“Europe cannot just get emotional,” Renzi said in a press conference with his Maltese counterpart Joseph Muscat, after the publication of a photograph of a toddler's lifeless body washed ashore on a Turkish beach sent shock waves across the continent.
— Agenzia ANSA (@Agenzia_Ansa) September 3, 2015
“Faced with these images which tear and move the hearts of every father, we must be aware that we need a global strategy and Europe cannot lose face”, he said.
“We have had many European leaders who have been moved emotionally. It is good that the world's attention is drawn to what we are living through. But it's not our duty to react with emotion, but to solve problems”, he insisted.
The Italian PM was speaking a day after the release of images showing a little boy lying face down in the sand near Bodrum, one of Turkey's prime tourist resorts, before being picked up by a police officer.
The hashtag “#KiyiyaVuranInsanlik” (“Humanity washed ashore”) made it to Twitter's top world trending topics after the image was widely shared.
“Today it's everyone's problem and we appeal for people to be rational. The emergency can only be managed with a strategic vision,” Renzi said.
Italy has joined Germany and France in calling for an overhaul of laws on the right to asylum ahead of an informal meeting of EU foreign ministers in Luxembourg on Friday and Saturday.
Rome has long urged an EU immigration policy and the creation of an EU asylum law – something that would require the reform of existing legislation – to ease the burden on countries on the front-line of the crisis.

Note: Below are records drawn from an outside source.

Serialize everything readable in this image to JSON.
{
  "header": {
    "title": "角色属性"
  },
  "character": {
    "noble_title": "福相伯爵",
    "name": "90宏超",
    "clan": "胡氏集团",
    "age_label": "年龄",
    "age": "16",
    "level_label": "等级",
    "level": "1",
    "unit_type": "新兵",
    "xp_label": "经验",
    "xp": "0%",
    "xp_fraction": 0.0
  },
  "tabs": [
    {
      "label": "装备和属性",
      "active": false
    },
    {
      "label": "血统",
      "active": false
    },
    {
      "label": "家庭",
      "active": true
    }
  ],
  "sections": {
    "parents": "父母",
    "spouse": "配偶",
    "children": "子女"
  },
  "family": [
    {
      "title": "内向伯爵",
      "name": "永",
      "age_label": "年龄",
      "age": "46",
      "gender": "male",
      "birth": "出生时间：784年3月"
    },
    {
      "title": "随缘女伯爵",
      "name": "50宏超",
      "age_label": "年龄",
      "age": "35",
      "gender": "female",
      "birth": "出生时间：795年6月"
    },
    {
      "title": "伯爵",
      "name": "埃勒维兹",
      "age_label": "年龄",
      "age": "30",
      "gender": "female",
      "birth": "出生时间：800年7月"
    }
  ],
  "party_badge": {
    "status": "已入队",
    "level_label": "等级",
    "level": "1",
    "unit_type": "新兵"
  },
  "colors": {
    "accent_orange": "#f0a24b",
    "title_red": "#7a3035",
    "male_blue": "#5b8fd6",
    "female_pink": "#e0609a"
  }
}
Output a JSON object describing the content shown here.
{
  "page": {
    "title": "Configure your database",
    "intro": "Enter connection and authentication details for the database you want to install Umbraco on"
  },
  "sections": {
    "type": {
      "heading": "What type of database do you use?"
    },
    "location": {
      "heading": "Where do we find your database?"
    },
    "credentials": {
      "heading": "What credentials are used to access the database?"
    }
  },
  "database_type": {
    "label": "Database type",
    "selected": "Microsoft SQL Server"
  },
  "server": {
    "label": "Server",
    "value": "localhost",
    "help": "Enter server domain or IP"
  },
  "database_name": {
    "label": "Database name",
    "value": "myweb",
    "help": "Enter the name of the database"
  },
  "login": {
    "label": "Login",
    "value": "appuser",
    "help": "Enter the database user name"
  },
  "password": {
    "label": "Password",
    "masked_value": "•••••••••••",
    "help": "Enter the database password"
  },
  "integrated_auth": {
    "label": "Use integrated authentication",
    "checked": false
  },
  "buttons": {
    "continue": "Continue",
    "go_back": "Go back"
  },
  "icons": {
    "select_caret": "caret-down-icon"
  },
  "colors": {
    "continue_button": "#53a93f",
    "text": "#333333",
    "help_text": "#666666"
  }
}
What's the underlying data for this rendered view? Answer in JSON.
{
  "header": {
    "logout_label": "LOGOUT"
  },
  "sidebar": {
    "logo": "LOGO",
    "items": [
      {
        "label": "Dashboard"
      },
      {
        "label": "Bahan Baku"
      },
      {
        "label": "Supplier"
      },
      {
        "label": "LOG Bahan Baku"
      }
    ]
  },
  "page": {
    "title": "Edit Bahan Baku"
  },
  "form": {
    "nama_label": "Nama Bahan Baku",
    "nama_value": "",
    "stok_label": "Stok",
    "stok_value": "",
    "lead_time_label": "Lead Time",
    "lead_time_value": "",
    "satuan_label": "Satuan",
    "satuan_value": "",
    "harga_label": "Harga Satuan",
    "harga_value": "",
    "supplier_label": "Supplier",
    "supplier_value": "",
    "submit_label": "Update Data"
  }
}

While Italy and Greece are struggling to deal with vast numbers of fresh arrivals in the Mediterranean, Germany – Europe's biggest economy – has become the top destination for refugees.
European Union President Donald Tusk urged member states on Thursday to take in at least 100,000 refugees to ease the pressure.
But EU leaders have already rejected mandatory quotas way below 100,000, agreeing only at a summit in June to the voluntary relocation of 32,000 from Syria and Eritrea, short even of the target of 40,000 set by the European Commission in May.